Identification and pattern of factors influencing health care legislation in the State of Texas
The qualitative investigation was undertaken to identify and categorize factors influencing the political decision-making process as it related to health care in Texas. Collection of data was accomplished in two phases. Phase One involved personal interviews with members of the Texas Senate. Participants in Phase One ranged in age from 35 to 64 years. Seven participants were Democrats, one was Republican. One participant was female, seven were male. Time served in office by the Senators ranged from 1 year to 20 years. The interviews were conducted in person and an eight-item interview guide was utilized to elicit the data.
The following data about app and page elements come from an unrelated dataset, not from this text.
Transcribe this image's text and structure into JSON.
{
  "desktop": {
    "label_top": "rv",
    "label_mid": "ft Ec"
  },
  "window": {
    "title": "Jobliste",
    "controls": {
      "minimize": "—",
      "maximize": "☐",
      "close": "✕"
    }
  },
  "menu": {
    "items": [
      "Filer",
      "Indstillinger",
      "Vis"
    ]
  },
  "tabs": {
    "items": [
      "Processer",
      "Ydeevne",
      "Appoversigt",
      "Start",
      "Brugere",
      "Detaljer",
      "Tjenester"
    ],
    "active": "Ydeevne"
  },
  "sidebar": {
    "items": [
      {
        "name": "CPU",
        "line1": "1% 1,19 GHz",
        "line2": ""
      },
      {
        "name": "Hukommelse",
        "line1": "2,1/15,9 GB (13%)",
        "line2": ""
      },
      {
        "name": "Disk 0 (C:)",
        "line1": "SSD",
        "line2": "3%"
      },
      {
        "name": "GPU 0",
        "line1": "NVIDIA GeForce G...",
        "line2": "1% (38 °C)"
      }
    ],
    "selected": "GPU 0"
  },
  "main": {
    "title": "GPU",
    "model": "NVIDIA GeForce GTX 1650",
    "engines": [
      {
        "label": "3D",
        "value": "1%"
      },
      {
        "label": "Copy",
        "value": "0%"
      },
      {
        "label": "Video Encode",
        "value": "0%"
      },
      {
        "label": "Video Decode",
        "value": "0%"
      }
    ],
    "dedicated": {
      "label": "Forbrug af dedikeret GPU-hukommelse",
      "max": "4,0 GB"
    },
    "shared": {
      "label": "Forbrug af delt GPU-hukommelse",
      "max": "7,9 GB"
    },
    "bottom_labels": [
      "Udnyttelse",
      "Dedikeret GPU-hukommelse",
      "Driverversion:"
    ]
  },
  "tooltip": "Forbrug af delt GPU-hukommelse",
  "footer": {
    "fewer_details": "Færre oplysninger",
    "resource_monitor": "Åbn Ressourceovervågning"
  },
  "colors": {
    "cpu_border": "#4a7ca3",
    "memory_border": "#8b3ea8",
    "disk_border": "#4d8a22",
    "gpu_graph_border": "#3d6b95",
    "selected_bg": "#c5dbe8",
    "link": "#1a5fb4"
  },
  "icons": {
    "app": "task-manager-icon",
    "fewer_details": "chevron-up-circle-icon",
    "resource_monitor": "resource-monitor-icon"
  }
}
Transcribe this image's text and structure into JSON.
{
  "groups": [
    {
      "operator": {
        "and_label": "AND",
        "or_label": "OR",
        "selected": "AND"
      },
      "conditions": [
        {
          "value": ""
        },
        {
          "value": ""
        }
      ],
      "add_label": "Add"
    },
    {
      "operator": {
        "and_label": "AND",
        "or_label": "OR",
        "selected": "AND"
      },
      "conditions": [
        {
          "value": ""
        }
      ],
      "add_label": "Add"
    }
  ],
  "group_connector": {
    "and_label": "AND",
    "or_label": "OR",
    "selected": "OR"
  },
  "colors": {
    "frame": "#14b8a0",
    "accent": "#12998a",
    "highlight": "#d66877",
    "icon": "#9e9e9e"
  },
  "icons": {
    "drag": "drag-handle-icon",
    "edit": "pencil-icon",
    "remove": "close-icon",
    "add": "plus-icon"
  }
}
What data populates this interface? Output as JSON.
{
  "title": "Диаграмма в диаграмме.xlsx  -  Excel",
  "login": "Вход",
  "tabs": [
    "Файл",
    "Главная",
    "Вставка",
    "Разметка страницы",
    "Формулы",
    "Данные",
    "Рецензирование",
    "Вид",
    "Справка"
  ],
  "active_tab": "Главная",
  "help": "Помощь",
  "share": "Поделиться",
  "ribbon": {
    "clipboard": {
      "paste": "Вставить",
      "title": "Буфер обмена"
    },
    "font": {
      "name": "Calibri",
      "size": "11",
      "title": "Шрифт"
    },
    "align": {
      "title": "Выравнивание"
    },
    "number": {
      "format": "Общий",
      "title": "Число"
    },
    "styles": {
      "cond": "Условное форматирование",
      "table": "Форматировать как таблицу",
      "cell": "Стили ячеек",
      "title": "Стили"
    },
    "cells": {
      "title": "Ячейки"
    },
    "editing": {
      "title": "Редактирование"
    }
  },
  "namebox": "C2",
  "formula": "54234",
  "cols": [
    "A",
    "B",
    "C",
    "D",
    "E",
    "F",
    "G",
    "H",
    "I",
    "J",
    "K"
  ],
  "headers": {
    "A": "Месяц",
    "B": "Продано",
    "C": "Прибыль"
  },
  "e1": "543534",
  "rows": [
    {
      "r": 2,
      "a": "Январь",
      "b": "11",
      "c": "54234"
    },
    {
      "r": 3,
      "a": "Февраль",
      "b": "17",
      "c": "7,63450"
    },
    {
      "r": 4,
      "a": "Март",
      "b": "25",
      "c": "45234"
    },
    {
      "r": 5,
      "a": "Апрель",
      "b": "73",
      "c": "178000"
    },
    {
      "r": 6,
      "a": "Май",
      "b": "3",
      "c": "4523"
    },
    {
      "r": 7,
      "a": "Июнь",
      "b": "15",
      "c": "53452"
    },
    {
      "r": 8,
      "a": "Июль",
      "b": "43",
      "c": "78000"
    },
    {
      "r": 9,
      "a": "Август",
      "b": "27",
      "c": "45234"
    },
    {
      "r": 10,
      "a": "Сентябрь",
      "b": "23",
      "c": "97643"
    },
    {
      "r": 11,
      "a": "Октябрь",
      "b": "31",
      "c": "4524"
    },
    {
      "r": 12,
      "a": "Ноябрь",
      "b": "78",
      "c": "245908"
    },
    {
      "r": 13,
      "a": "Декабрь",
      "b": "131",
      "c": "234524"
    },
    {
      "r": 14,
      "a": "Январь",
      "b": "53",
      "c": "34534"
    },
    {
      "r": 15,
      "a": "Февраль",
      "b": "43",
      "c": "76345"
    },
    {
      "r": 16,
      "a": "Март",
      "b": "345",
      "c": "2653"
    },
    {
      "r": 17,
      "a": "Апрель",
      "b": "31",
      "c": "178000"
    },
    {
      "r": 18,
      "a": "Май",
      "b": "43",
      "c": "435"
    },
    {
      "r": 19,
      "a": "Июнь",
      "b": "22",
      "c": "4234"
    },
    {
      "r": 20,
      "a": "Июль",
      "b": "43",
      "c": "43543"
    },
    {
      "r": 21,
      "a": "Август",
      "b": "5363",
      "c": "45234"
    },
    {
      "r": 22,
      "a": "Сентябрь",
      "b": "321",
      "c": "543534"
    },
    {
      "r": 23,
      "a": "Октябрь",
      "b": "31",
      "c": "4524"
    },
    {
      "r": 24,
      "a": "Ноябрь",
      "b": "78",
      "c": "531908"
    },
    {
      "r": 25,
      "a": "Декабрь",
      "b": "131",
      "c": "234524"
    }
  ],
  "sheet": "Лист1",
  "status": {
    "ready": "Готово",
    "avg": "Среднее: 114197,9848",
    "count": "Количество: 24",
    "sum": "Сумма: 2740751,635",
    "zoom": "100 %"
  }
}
A verbatim transcript was made of each interview and these transcripts were subjected to semantic content analysis at the manifest level.
Results of the content analysis indicated that five factors were identified by the participants as influencing health care legislation in Texas. These factors, in order of importance were: Demonstrated Need, Money, Effectiveness of Exponents, Philosophy or Political Ideology, and Party Politics.
Phase Two of the investigation entailed collecting data from 17 Texas Senators who were not interviewed during the first phase ofthe study. Participants in Phase Two ranged in age from 34 to 64 years. Three participants were Republican, fourteen were Democrats. All participants in Phase Two were male. Length of time in office ranged from 1 to 20 years. Data was gathered in the form of telephone interviews and an interview guide was utilized to elicit the data. Fifty-five percent of the participants in Phase Two concurred with the five factors identified by their colleagues. They also agreed that the rank-order of the factors was correct.
From this research, five factors were identified as having an impact on health care legislation in the state of Texas. A sequence or pattern for these factors was also determined. The factor, in rank order of importance, from most to least important were: Demonstrated Need, Money, Effectiveness of Exponents, Philosophy or Political Ideology, and Party Politics.